Element data from apps and pages:

* * *

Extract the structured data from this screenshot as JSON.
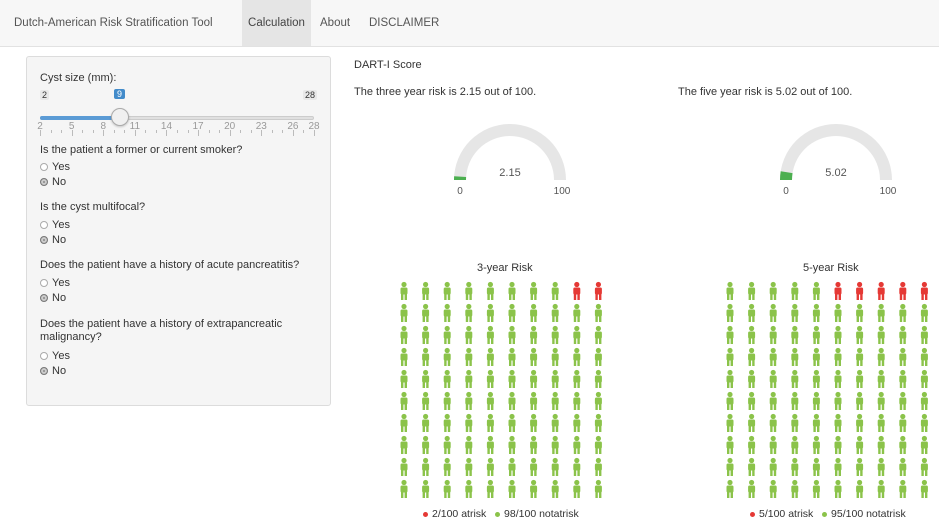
{
  "navbar": {
    "brand": "Dutch-American Risk Stratification Tool",
    "tabs": [
      {
        "label": "Calculation",
        "active": true
      },
      {
        "label": "About",
        "active": false
      },
      {
        "label": "DISCLAIMER",
        "active": false
      }
    ]
  },
  "sidebar": {
    "slider": {
      "label": "Cyst size (mm):",
      "min": 2,
      "max": 28,
      "value": 9,
      "min_label": "2",
      "max_label": "28",
      "value_label": "9",
      "ticks": [
        "2",
        "5",
        "8",
        "11",
        "14",
        "17",
        "20",
        "23",
        "26",
        "28"
      ]
    },
    "questions": [
      {
        "label": "Is the patient a former or current smoker?",
        "options": [
          "Yes",
          "No"
        ],
        "selected": "No"
      },
      {
        "label": "Is the cyst multifocal?",
        "options": [
          "Yes",
          "No"
        ],
        "selected": "No"
      },
      {
        "label": "Does the patient have a history of acute pancreatitis?",
        "options": [
          "Yes",
          "No"
        ],
        "selected": "No"
      },
      {
        "label_line1": "Does the patient have a history of extrapancreatic",
        "label_line2": "malignancy?",
        "options": [
          "Yes",
          "No"
        ],
        "selected": "No"
      }
    ]
  },
  "main": {
    "score_title": "DART-I Score",
    "three_year_text": "The three year risk is 2.15 out of 100.",
    "five_year_text": "The five year risk is 5.02 out of 100."
  },
  "colors": {
    "gauge_track": "#e6e6e6",
    "gauge_fill": "#4caf50",
    "person_safe": "#8bc34a",
    "person_risk": "#e53935"
  },
  "chart_data": [
    {
      "type": "gauge",
      "value": 2.15,
      "min": 0,
      "max": 100,
      "value_label": "2.15",
      "min_label": "0",
      "max_label": "100"
    },
    {
      "type": "gauge",
      "value": 5.02,
      "min": 0,
      "max": 100,
      "value_label": "5.02",
      "min_label": "0",
      "max_label": "100"
    },
    {
      "type": "pictogram",
      "title": "3-year Risk",
      "at_risk": 2,
      "not_at_risk": 98,
      "total": 100,
      "legend": [
        "2/100 atrisk",
        "98/100 notatrisk"
      ]
    },
    {
      "type": "pictogram",
      "title": "5-year Risk",
      "at_risk": 5,
      "not_at_risk": 95,
      "total": 100,
      "legend": [
        "5/100 atrisk",
        "95/100 notatrisk"
      ]
    }
  ]
}
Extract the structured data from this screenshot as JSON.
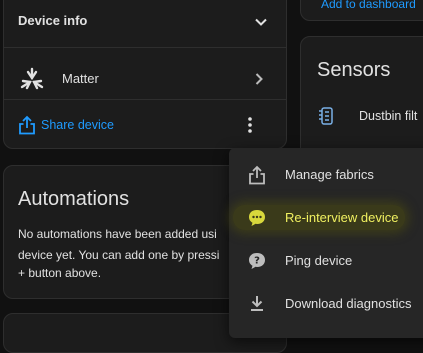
{
  "device_info": {
    "title": "Device info",
    "matter_label": "Matter",
    "share_label": "Share device"
  },
  "top_right": {
    "link_label": "Add to dashboard"
  },
  "sensors": {
    "title": "Sensors",
    "item_label": "Dustbin filt"
  },
  "automations": {
    "title": "Automations",
    "body_line1": "No automations have been added usi",
    "body_line2": "device yet. You can add one by pressi",
    "body_line3": "+ button above."
  },
  "menu": {
    "items": [
      {
        "label": "Manage fabrics",
        "icon": "share-icon"
      },
      {
        "label": "Re-interview device",
        "icon": "chat-bubble-icon"
      },
      {
        "label": "Ping device",
        "icon": "help-bubble-icon"
      },
      {
        "label": "Download diagnostics",
        "icon": "download-icon"
      }
    ]
  },
  "colors": {
    "accent": "#1f9bff",
    "highlight_text": "#f0f060",
    "highlight_glow": "#3a3a1a",
    "card_bg": "#1c1c1c",
    "page_bg": "#111111",
    "menu_bg": "#262626"
  }
}
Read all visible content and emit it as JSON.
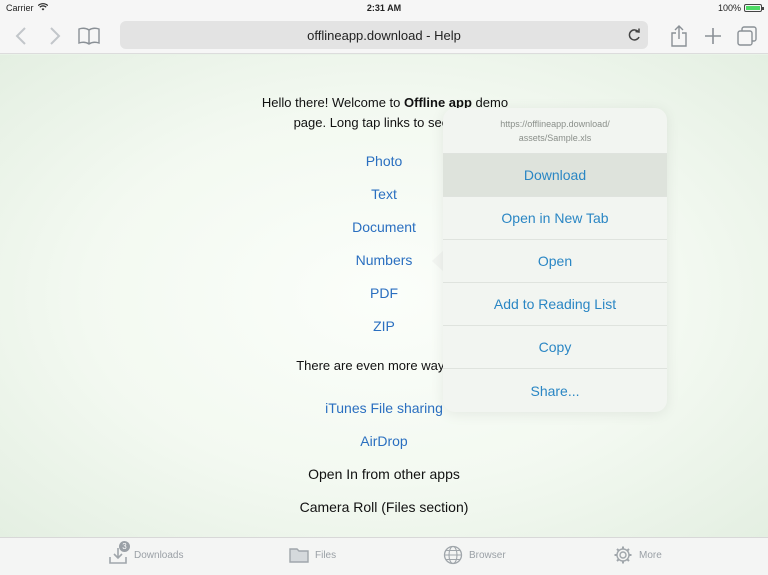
{
  "status_bar": {
    "carrier": "Carrier",
    "time": "2:31 AM",
    "battery": "100%",
    "battery_level": 1.0
  },
  "toolbar": {
    "url": "offlineapp.download - Help",
    "icons": [
      "back-icon",
      "forward-icon",
      "bookmarks-icon",
      "reload-icon",
      "share-icon",
      "add-tab-icon",
      "tabs-icon"
    ]
  },
  "content": {
    "intro_prefix": "Hello there! Welcome to",
    "intro_brand": "Offline app",
    "intro_demo": "demo",
    "intro_line2": "page. Long tap links to see dow",
    "links": [
      "Photo",
      "Text",
      "Document",
      "Numbers",
      "PDF",
      "ZIP"
    ],
    "more_ways": "There are even more ways to i",
    "more_links": [
      "iTunes File sharing",
      "AirDrop"
    ],
    "plain_items": [
      "Open In from other apps",
      "Camera Roll (Files section)"
    ]
  },
  "popover": {
    "url_line1": "https://offlineapp.download/",
    "url_line2": "assets/Sample.xls",
    "items": [
      "Download",
      "Open in New Tab",
      "Open",
      "Add to Reading List",
      "Copy",
      "Share..."
    ],
    "highlighted": "Download"
  },
  "tabbar": {
    "downloads_label": "Downloads",
    "downloads_badge": "3",
    "files_label": "Files",
    "browser_label": "Browser",
    "more_label": "More"
  },
  "colors": {
    "link": "#2a6fc0",
    "popover_text": "#2a86c4",
    "background": "#e9f3e8"
  }
}
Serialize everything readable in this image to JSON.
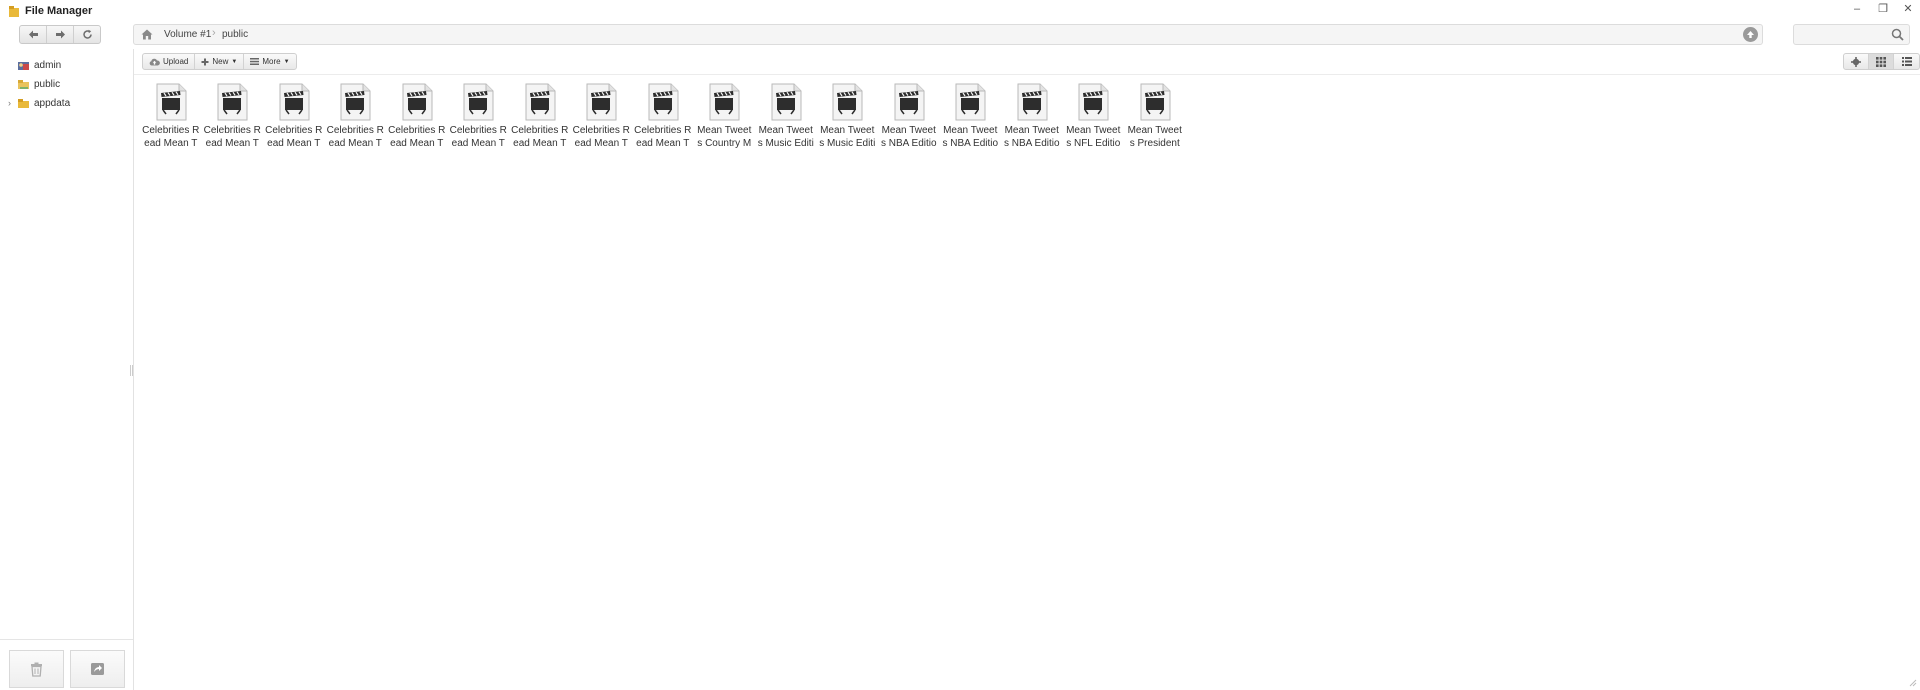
{
  "window": {
    "title": "File Manager",
    "controls": {
      "minimize": "–",
      "maximize": "❐",
      "close": "✕"
    }
  },
  "nav": {
    "back_icon": "back-arrow-icon",
    "forward_icon": "forward-arrow-icon",
    "refresh_icon": "refresh-icon"
  },
  "address": {
    "home_icon": "home-icon",
    "breadcrumbs": [
      "Volume #1",
      "public"
    ],
    "go_icon": "up-circle-icon"
  },
  "search": {
    "placeholder": "",
    "icon": "search-icon"
  },
  "sidebar": {
    "items": [
      {
        "label": "admin",
        "icon": "user-folder-icon",
        "expandable": false
      },
      {
        "label": "public",
        "icon": "shared-folder-icon",
        "expandable": false
      },
      {
        "label": "appdata",
        "icon": "folder-icon",
        "expandable": true
      }
    ],
    "footer": {
      "trash_icon": "trash-icon",
      "share_icon": "share-icon"
    }
  },
  "toolbar": {
    "upload_label": "Upload",
    "new_label": "New",
    "more_label": "More",
    "settings_icon": "gear-icon",
    "grid_view_icon": "grid-view-icon",
    "list_view_icon": "list-view-icon"
  },
  "files": [
    {
      "name": "Celebrities Read Mean T",
      "line1": "Celebrities R",
      "line2": "ead Mean T"
    },
    {
      "name": "Celebrities Read Mean T",
      "line1": "Celebrities R",
      "line2": "ead Mean T"
    },
    {
      "name": "Celebrities Read Mean T",
      "line1": "Celebrities R",
      "line2": "ead Mean T"
    },
    {
      "name": "Celebrities Read Mean T",
      "line1": "Celebrities R",
      "line2": "ead Mean T"
    },
    {
      "name": "Celebrities Read Mean T",
      "line1": "Celebrities R",
      "line2": "ead Mean T"
    },
    {
      "name": "Celebrities Read Mean T",
      "line1": "Celebrities R",
      "line2": "ead Mean T"
    },
    {
      "name": "Celebrities Read Mean T",
      "line1": "Celebrities R",
      "line2": "ead Mean T"
    },
    {
      "name": "Celebrities Read Mean T",
      "line1": "Celebrities R",
      "line2": "ead Mean T"
    },
    {
      "name": "Celebrities Read Mean T",
      "line1": "Celebrities R",
      "line2": "ead Mean T"
    },
    {
      "name": "Mean Tweets Country M",
      "line1": "Mean Tweet",
      "line2": "s Country M"
    },
    {
      "name": "Mean Tweets Music Editi",
      "line1": "Mean Tweet",
      "line2": "s Music Editi"
    },
    {
      "name": "Mean Tweets Music Editi",
      "line1": "Mean Tweet",
      "line2": "s Music Editi"
    },
    {
      "name": "Mean Tweets NBA Editio",
      "line1": "Mean Tweet",
      "line2": "s NBA Editio"
    },
    {
      "name": "Mean Tweets NBA Editio",
      "line1": "Mean Tweet",
      "line2": "s NBA Editio"
    },
    {
      "name": "Mean Tweets NBA Editio",
      "line1": "Mean Tweet",
      "line2": "s NBA Editio"
    },
    {
      "name": "Mean Tweets NFL Editio",
      "line1": "Mean Tweet",
      "line2": "s NFL Editio"
    },
    {
      "name": "Mean Tweets President",
      "line1": "Mean Tweet",
      "line2": "s President"
    }
  ],
  "file_icon": "video-file-icon"
}
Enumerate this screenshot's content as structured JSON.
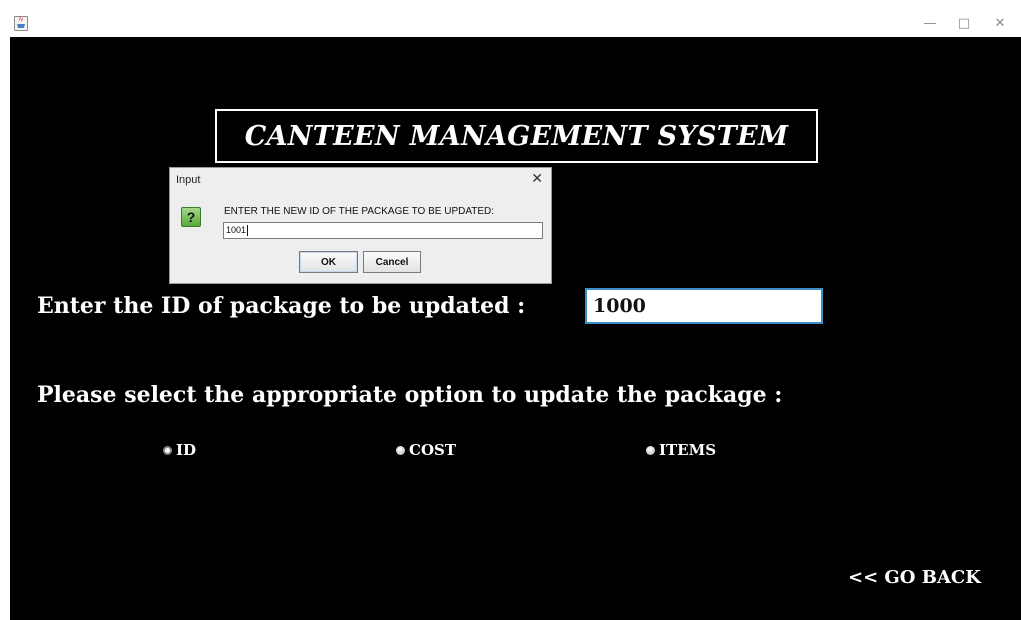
{
  "window": {
    "icon": "java-icon",
    "minimize_glyph": "—",
    "maximize_glyph": "□",
    "close_glyph": "✕"
  },
  "main": {
    "title": "CANTEEN MANAGEMENT SYSTEM",
    "enter_label": "Enter the ID of package to be updated :",
    "id_value": "1000",
    "select_label": "Please select the appropriate option to update the package :",
    "options": [
      {
        "label": "ID",
        "selected": false
      },
      {
        "label": "COST",
        "selected": false
      },
      {
        "label": "ITEMS",
        "selected": false
      }
    ],
    "go_back": "<< GO BACK"
  },
  "dialog": {
    "title": "Input",
    "close_glyph": "✕",
    "icon_glyph": "?",
    "message": "ENTER THE NEW ID OF THE PACKAGE TO BE UPDATED:",
    "input_value": "1001",
    "ok_label": "OK",
    "cancel_label": "Cancel"
  },
  "colors": {
    "background": "#000000",
    "text": "#ffffff",
    "field_border": "#3a8fc7",
    "dialog_bg": "#eeeeee"
  }
}
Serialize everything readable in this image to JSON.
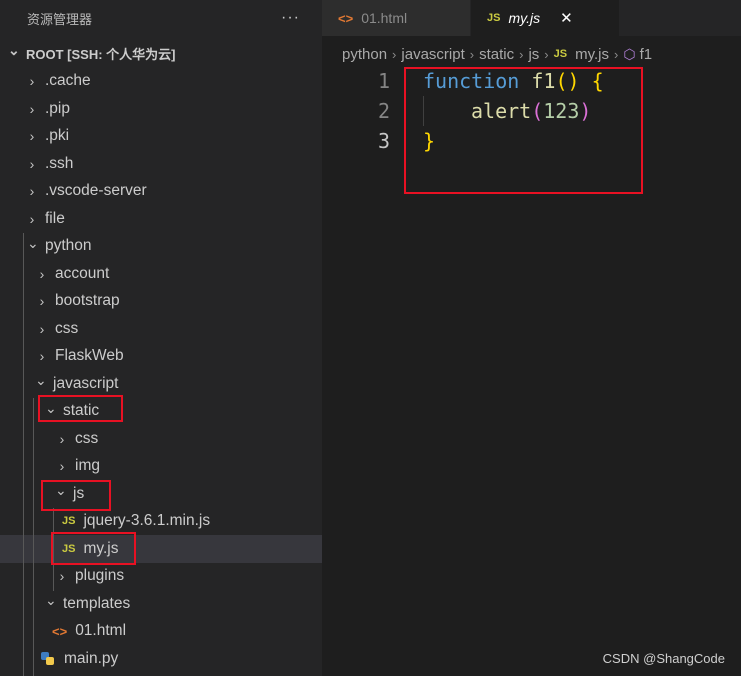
{
  "sidebar": {
    "title": "资源管理器",
    "more": "···",
    "root": "ROOT [SSH: 个人华为云]",
    "items": [
      {
        "label": ".cache"
      },
      {
        "label": ".pip"
      },
      {
        "label": ".pki"
      },
      {
        "label": ".ssh"
      },
      {
        "label": ".vscode-server"
      },
      {
        "label": "file"
      },
      {
        "label": "python"
      },
      {
        "label": "account"
      },
      {
        "label": "bootstrap"
      },
      {
        "label": "css"
      },
      {
        "label": "FlaskWeb"
      },
      {
        "label": "javascript"
      },
      {
        "label": "static"
      },
      {
        "label": "css"
      },
      {
        "label": "img"
      },
      {
        "label": "js"
      },
      {
        "label": "jquery-3.6.1.min.js"
      },
      {
        "label": "my.js"
      },
      {
        "label": "plugins"
      },
      {
        "label": "templates"
      },
      {
        "label": "01.html"
      },
      {
        "label": "main.py"
      }
    ]
  },
  "tabs": [
    {
      "label": "01.html",
      "icon": "<>"
    },
    {
      "label": "my.js",
      "icon": "JS",
      "close": "✕"
    }
  ],
  "breadcrumb": {
    "items": [
      "python",
      "javascript",
      "static",
      "js",
      "my.js",
      "f1"
    ],
    "file_icon": "JS"
  },
  "editor": {
    "line_numbers": [
      "1",
      "2",
      "3"
    ],
    "line1": {
      "kw": "function",
      "name": "f1",
      "parens": "()",
      "brace": "{"
    },
    "line2": {
      "call": "alert",
      "open": "(",
      "arg": "123",
      "close": ")"
    },
    "line3": {
      "brace": "}"
    }
  },
  "icons": {
    "js": "JS",
    "html": "<>",
    "python": "python-file-icon"
  },
  "colors": {
    "highlight_box": "#e81123",
    "selected_row": "#37373d"
  },
  "watermark": "CSDN @ShangCode"
}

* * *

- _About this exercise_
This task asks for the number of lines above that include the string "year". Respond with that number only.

- _Final answer_
4